Investigators recently studied the techniques federally qualified health centers (FQHCs) have used to integrate contraceptive care services with primary care in rural populations.

  • Staff at centers with a contraception integration model asked women seeking primary care about their reproductive needs and concerns. They used evidence-based materials to educate them about the different types of birth control.
  • Further research is needed to learn how clinics can offer same-day access to long-acting reversible contraceptives as well as how to overcome financial barriers.
  • This integrated contraception and primary care model could be replicated nationwide in clinics that serve low-income populations as well as at primary care providers for any population.

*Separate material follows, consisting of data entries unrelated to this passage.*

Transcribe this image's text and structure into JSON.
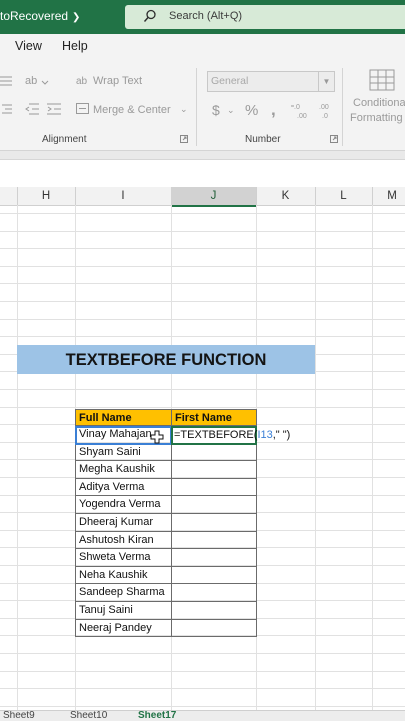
{
  "titlebar": {
    "autosave_text": "toRecovered",
    "search_placeholder": "Search (Alt+Q)"
  },
  "menu": {
    "view": "View",
    "help": "Help"
  },
  "ribbon": {
    "wrap_text": "Wrap Text",
    "merge_center": "Merge & Center",
    "alignment_label": "Alignment",
    "number_format": "General",
    "currency": "$",
    "percent": "%",
    "comma": ",",
    "number_label": "Number",
    "conditional_line1": "Conditional",
    "conditional_line2": "Formatting"
  },
  "columns": [
    "H",
    "I",
    "J",
    "K",
    "L",
    "M"
  ],
  "banner": "TEXTBEFORE FUNCTION",
  "table": {
    "headers": [
      "Full Name",
      "First Name"
    ],
    "names": [
      "Vinay Mahajan",
      "Shyam Saini",
      "Megha Kaushik",
      "Aditya Verma",
      "Yogendra Verma",
      "Dheeraj Kumar",
      "Ashutosh Kiran",
      "Shweta Verma",
      "Neha Kaushik",
      "Sandeep Sharma",
      "Tanuj Saini",
      "Neeraj Pandey"
    ]
  },
  "formula": {
    "prefix": "=TEXTBEFORE(",
    "ref": "I13",
    "suffix": ",\" \")"
  },
  "sheet_tabs": [
    "Sheet9",
    "Sheet10",
    "Sheet17"
  ]
}
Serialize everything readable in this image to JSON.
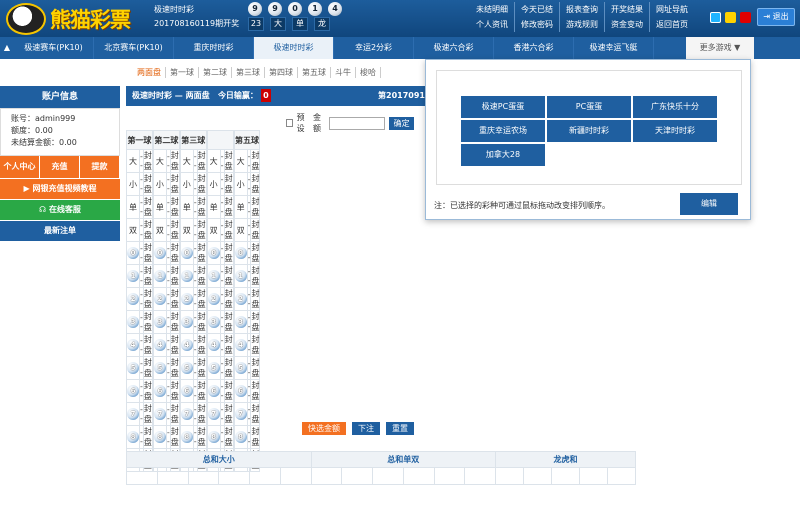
{
  "header": {
    "logo_text": "熊猫彩票",
    "lottery_name": "极速时时彩",
    "period_line": "201708160119期开奖",
    "balls": [
      "9",
      "9",
      "0",
      "1",
      "4"
    ],
    "attrs": [
      "23",
      "大",
      "单",
      "龙"
    ],
    "links_row1": [
      "未结明细",
      "今天已结",
      "报表查询",
      "开奖结果",
      "网址导航"
    ],
    "links_row2": [
      "个人资讯",
      "修改密码",
      "游戏规则",
      "资金变动",
      "返回首页"
    ],
    "logout": "退出",
    "skin_colors": [
      "#1fb4ff",
      "#ffd200",
      "#e00000"
    ]
  },
  "nav": {
    "tabs": [
      "极速赛车(PK10)",
      "北京赛车(PK10)",
      "重庆时时彩",
      "极速时时彩",
      "幸运2分彩",
      "极速六合彩",
      "香港六合彩",
      "极速幸运飞艇"
    ],
    "more": "更多游戏 ▼"
  },
  "subtabs": [
    "两面盘",
    "第一球",
    "第二球",
    "第三球",
    "第四球",
    "第五球",
    "斗牛",
    "梭哈"
  ],
  "sidebar": {
    "title": "账户信息",
    "account": "账号：admin999",
    "credit": "额度：0.00",
    "unsettled": "未结算金额：0.00",
    "btns": [
      "个人中心",
      "充值",
      "提款"
    ],
    "tutorial": "网银充值视频教程",
    "service": "在线客服",
    "latest": "最新注单"
  },
  "main": {
    "title": "极速时时彩 — 两面盘",
    "today_label": "今日输赢：",
    "today_value": "0",
    "draw_no": "第20170914",
    "preset": "预设",
    "amount_label": "金额",
    "ok": "确定",
    "ball_headers": [
      "第一球",
      "第二球",
      "第三球",
      "",
      "第五球"
    ],
    "bs_labels": [
      "大",
      "小",
      "单",
      "双"
    ],
    "odds": "--",
    "bet": "封盘",
    "quick_amount": "快选金额",
    "place_bet": "下注",
    "reset": "重置"
  },
  "summary_headers": [
    "总和大小",
    "总和单双",
    "龙虎和"
  ],
  "popup": {
    "games": [
      "极速PC蛋蛋",
      "PC蛋蛋",
      "广东快乐十分",
      "重庆幸运农场",
      "新疆时时彩",
      "天津时时彩",
      "加拿大28"
    ],
    "note": "注：已选择的彩种可通过鼠标拖动改变排列顺序。",
    "edit": "编辑"
  },
  "colors": {
    "blue": "#1f5fa0",
    "orange": "#f37021",
    "green": "#2aa846"
  }
}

A contraception integration model at federally qualified health centers (FQHCs) has helped to ensure comprehensive healthcare for reproductive-age individuals in some rural areas, new research shows.1

Investigators studied how FQHCs integrated services — not just offering contraceptives, but also integrating contraception care with primary care.

Some employees at FQHCs that work with rural populations told investigators they were systematically integrating contraceptive counseling, says Sophie Wenzel, DrPH, MPH, associate director of the Center for Public Health Practice and Research and assistant professor of practice in the department of population health sciences at Virginia Tech.

“Any time a woman comes in for primary care, they will ask her, ‘Do you want to get pregnant in the next few years? What contraceptives are you using? If you’re not using contraceptives, what are you interested in?’” Wenzel says. “A lot of women in rural areas [of Virginia] may have been taught abstinence until marriage is the way to go, so the FQHCs took it upon themselves to offer this service.”

One FQHC received private funding from a local nonprofit to start the integrated contraception care and primary care program. “They since continued the program because it was successful, and women were coming and getting access to education,” Wenzel says.

Although the same population could access contraceptive care at a Title X program in their state, they would have to know they want contraceptives before visiting the reproductive health centers.

“That’s a big difference, because for women coming in to the FQHC for primary care services — and not necessarily with contraceptives on their mind — they were asked about reproductive intentions,” Wenzel says.

At centers with the integrated services, all primary care providers were on the same page in terms of providing initial counseling and systematically assessing reproductive intention.

“They put extra time into their initial primary care visit to have a conversation and then provide services on site,” Wenzel adds. “A lot of the women in this rural area, which included an Amish population, had never been exposed to knowledge about contraceptives.”

The providers would talk about reproduction and how it works, and would provide some contraceptives directly on site. They also followed specific guidelines for same-day insertion of long-acting reversible contraceptives (LARCs).

“One of my recommendations is to increase access to same-day LARC to further reduce the barrier,” Wenzel says. “They do a lot of things really well, but there are things they could do even better.”

Providers use evidence-based materials when educating patients. They explain all of the different birth control methods available and help them find the right fit.

“The big difference between this program and a Title X program is, in the primary care visit, if someone doesn’t ask for contraceptives, the provider doesn’t necessarily have to ask,” Wenzel says. “But, the integrated care program at the FQHC has providers systematically assessing patients for that intention.”

Investigators found that many patients at the FQHC lacked knowledge about contraceptive services and birth control and were susceptible to misinformation and misconceptions.1

“One of the big things I’ve been looking at is the lack of comprehensive sex education in middle and high schools,” Wenzel adds. “One of the reasons women are not accessing birth control is they’re not getting comprehensive information when they need it in middle and high school, or they are taught abstinence is the only way to go.”

There was stigma about seeking contraceptive services. Some women said they received sex education, but not as much as they would have liked.

Stocking LARC was a big barrier for FQHCs because of the cost, Wenzel notes. Further research is needed into barriers to offering same-day access to LARC and how to overcome them.

The integrated contraception and primary care model at FQHCs could be replicated at other clinics nationwide that also serve low-income populations. It also could work at any primary care provider office for any population.

“I would love to see a model like this provided systematically at all primary care providers,” Wenzel says. “They could assess reproductive intention among patients, and that could go a long way to reduce unintended pregnancies.”


  1. Wenzel SG, Risley KY. Providing comprehensive contraceptive services in primary care at a rural federally qualified health center in the USA: Adapting to patient need in a culturally conservative, rural environment. Rural Remote Health 2021;21:6308.